Another Site to Add to List for Students to Research

I came across an interesting site the other day while grading the Honors Chemistry annotated works cited projects. It was for the Citizens Commission on Human Rights or CCHR. Since the student was doing their project on sleeping pills and this site has a particular view of psychiatry and the use of prescription drugs. Here is what the citation and annotation said:

"Lane, Christopher, Ph.D. "Pharmaceutical Scandal in Britain Sheds Disturbing New
Light on Benzodiazepines." Mental Health Blog . Citizens Commission on
Human Rights International , 12 Nov. 2010. Web. 23 Feb. 2011.
I did not find this website through one of the databases provided in the LibGuides. However, this source is credible because it is an organization with a .org website.

My head ALMOST exploded. How many times had I said that a .org meant nothing? About 1000 times. So I went to the site and sure enough there seemed to be a particular bias against prescription drugs. The paper calls for objective scientific facts, not persuasive argumentation. They are supposed to use library resources and since they are an honors class, I had also granted them the ability to use the science search engine with the admonition that they still needed to use their head when selecting sites.

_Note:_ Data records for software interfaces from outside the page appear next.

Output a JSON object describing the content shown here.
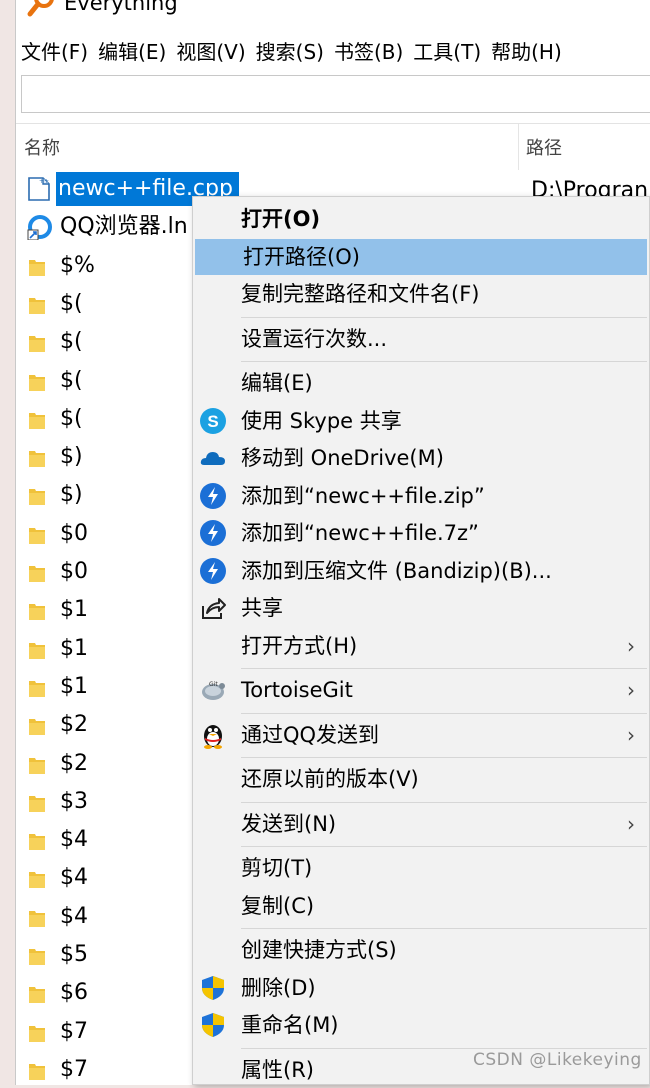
{
  "app": {
    "title": "Everything"
  },
  "menu": [
    "文件(F)",
    "编辑(E)",
    "视图(V)",
    "搜索(S)",
    "书签(B)",
    "工具(T)",
    "帮助(H)"
  ],
  "search": {
    "value": ""
  },
  "columns": {
    "name": "名称",
    "path": "路径"
  },
  "rows": [
    {
      "name": "newc++file.cpp",
      "path": "D:\\Progran",
      "icon": "cpp-file-icon",
      "selected": true
    },
    {
      "name": "QQ浏览器.ln",
      "path": "",
      "icon": "qq-browser-icon"
    },
    {
      "name": "$%",
      "icon": "folder-icon"
    },
    {
      "name": "$(",
      "icon": "folder-icon"
    },
    {
      "name": "$(",
      "icon": "folder-icon"
    },
    {
      "name": "$(",
      "icon": "folder-icon"
    },
    {
      "name": "$(",
      "icon": "folder-icon"
    },
    {
      "name": "$)",
      "icon": "folder-icon"
    },
    {
      "name": "$)",
      "icon": "folder-icon"
    },
    {
      "name": "$0",
      "icon": "folder-icon"
    },
    {
      "name": "$0",
      "icon": "folder-icon"
    },
    {
      "name": "$1",
      "icon": "folder-icon"
    },
    {
      "name": "$1",
      "icon": "folder-icon"
    },
    {
      "name": "$1",
      "icon": "folder-icon"
    },
    {
      "name": "$2",
      "icon": "folder-icon"
    },
    {
      "name": "$2",
      "icon": "folder-icon"
    },
    {
      "name": "$3",
      "icon": "folder-icon"
    },
    {
      "name": "$4",
      "icon": "folder-icon"
    },
    {
      "name": "$4",
      "icon": "folder-icon"
    },
    {
      "name": "$4",
      "icon": "folder-icon"
    },
    {
      "name": "$5",
      "icon": "folder-icon"
    },
    {
      "name": "$6",
      "icon": "folder-icon"
    },
    {
      "name": "$7",
      "icon": "folder-icon"
    },
    {
      "name": "$7",
      "icon": "folder-icon"
    }
  ],
  "context_menu": [
    {
      "label": "打开(O)",
      "bold": true
    },
    {
      "label": "打开路径(O)",
      "highlighted": true
    },
    {
      "label": "复制完整路径和文件名(F)"
    },
    {
      "separator": true
    },
    {
      "label": "设置运行次数..."
    },
    {
      "separator": true
    },
    {
      "label": "编辑(E)"
    },
    {
      "label": "使用 Skype 共享",
      "icon": "skype-icon"
    },
    {
      "label": "移动到 OneDrive(M)",
      "icon": "onedrive-icon"
    },
    {
      "label": "添加到“newc++file.zip”",
      "icon": "bandizip-icon"
    },
    {
      "label": "添加到“newc++file.7z”",
      "icon": "bandizip-icon"
    },
    {
      "label": "添加到压缩文件 (Bandizip)(B)...",
      "icon": "bandizip-icon"
    },
    {
      "label": "共享",
      "icon": "share-icon"
    },
    {
      "label": "打开方式(H)",
      "submenu": true
    },
    {
      "separator": true
    },
    {
      "label": "TortoiseGit",
      "icon": "tortoisegit-icon",
      "submenu": true
    },
    {
      "separator": true
    },
    {
      "label": "通过QQ发送到",
      "icon": "qq-penguin-icon",
      "submenu": true
    },
    {
      "separator": true
    },
    {
      "label": "还原以前的版本(V)"
    },
    {
      "separator": true
    },
    {
      "label": "发送到(N)",
      "submenu": true
    },
    {
      "separator": true
    },
    {
      "label": "剪切(T)"
    },
    {
      "label": "复制(C)"
    },
    {
      "separator": true
    },
    {
      "label": "创建快捷方式(S)"
    },
    {
      "label": "删除(D)",
      "icon": "shield-icon"
    },
    {
      "label": "重命名(M)",
      "icon": "shield-icon"
    },
    {
      "separator": true
    },
    {
      "label": "属性(R)"
    }
  ],
  "watermark": "CSDN @Likekeying",
  "colors": {
    "selection": "#0078d7",
    "menu_highlight": "#92c1ea",
    "menu_bg": "#f2f2f2",
    "folder": "#f0c23b"
  }
}
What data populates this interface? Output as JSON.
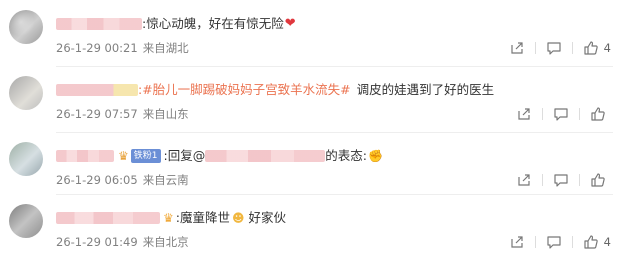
{
  "comments": [
    {
      "content": ":惊心动魄，好在有惊无险",
      "emoji": "❤",
      "time": "26-1-29 00:21",
      "location": "来自湖北",
      "likes": "4"
    },
    {
      "topic": ":#胎儿一脚踢破妈妈子宫致羊水流失#",
      "content": "调皮的娃遇到了好的医生",
      "time": "26-1-29 07:57",
      "location": "来自山东",
      "likes": ""
    },
    {
      "fan_badge": "铁粉1",
      "reply_prefix": ":回复@",
      "reply_suffix": "的表态:",
      "time": "26-1-29 06:05",
      "location": "来自云南",
      "likes": ""
    },
    {
      "content": ":魔童降世",
      "content2": "好家伙",
      "time": "26-1-29 01:49",
      "location": "来自北京",
      "likes": "4"
    }
  ],
  "icons": {
    "share": "share-icon",
    "comment": "comment-icon",
    "like": "thumbs-up-icon"
  }
}
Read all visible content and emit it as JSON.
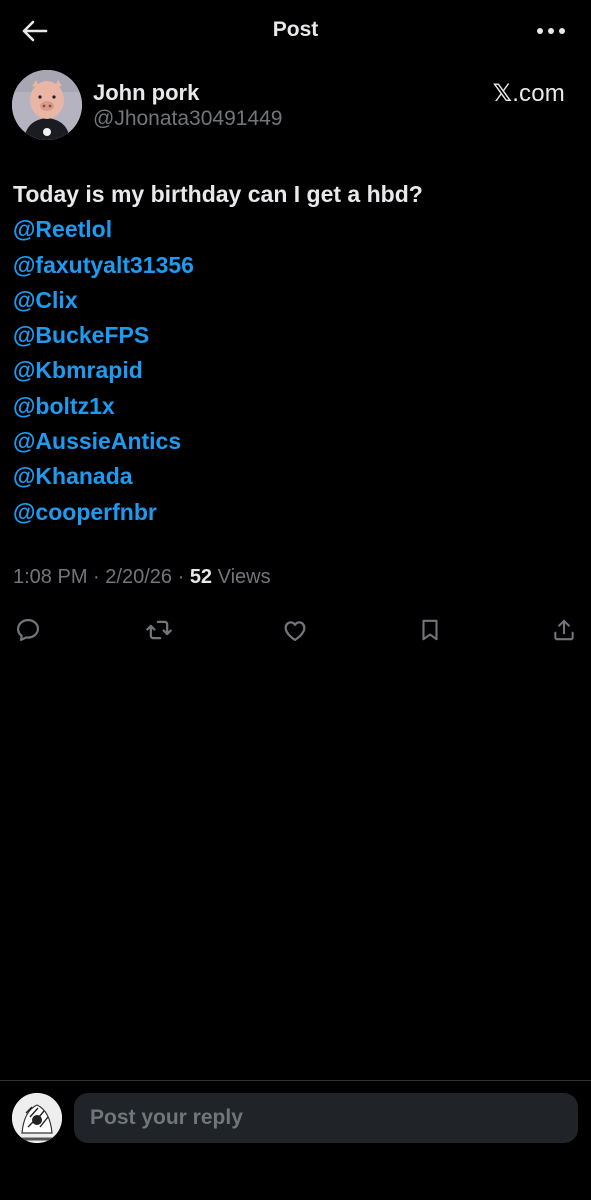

So, I did what I always do. First, a link check. Go to google, put in and see who is recommending the Commission as a credible source. Then I do a search to see who owns the site and see if they have a PO Box or a street address. Then I look them up on wikipedia.

Interesting. What do you think? I think I will add them to my list of example sites.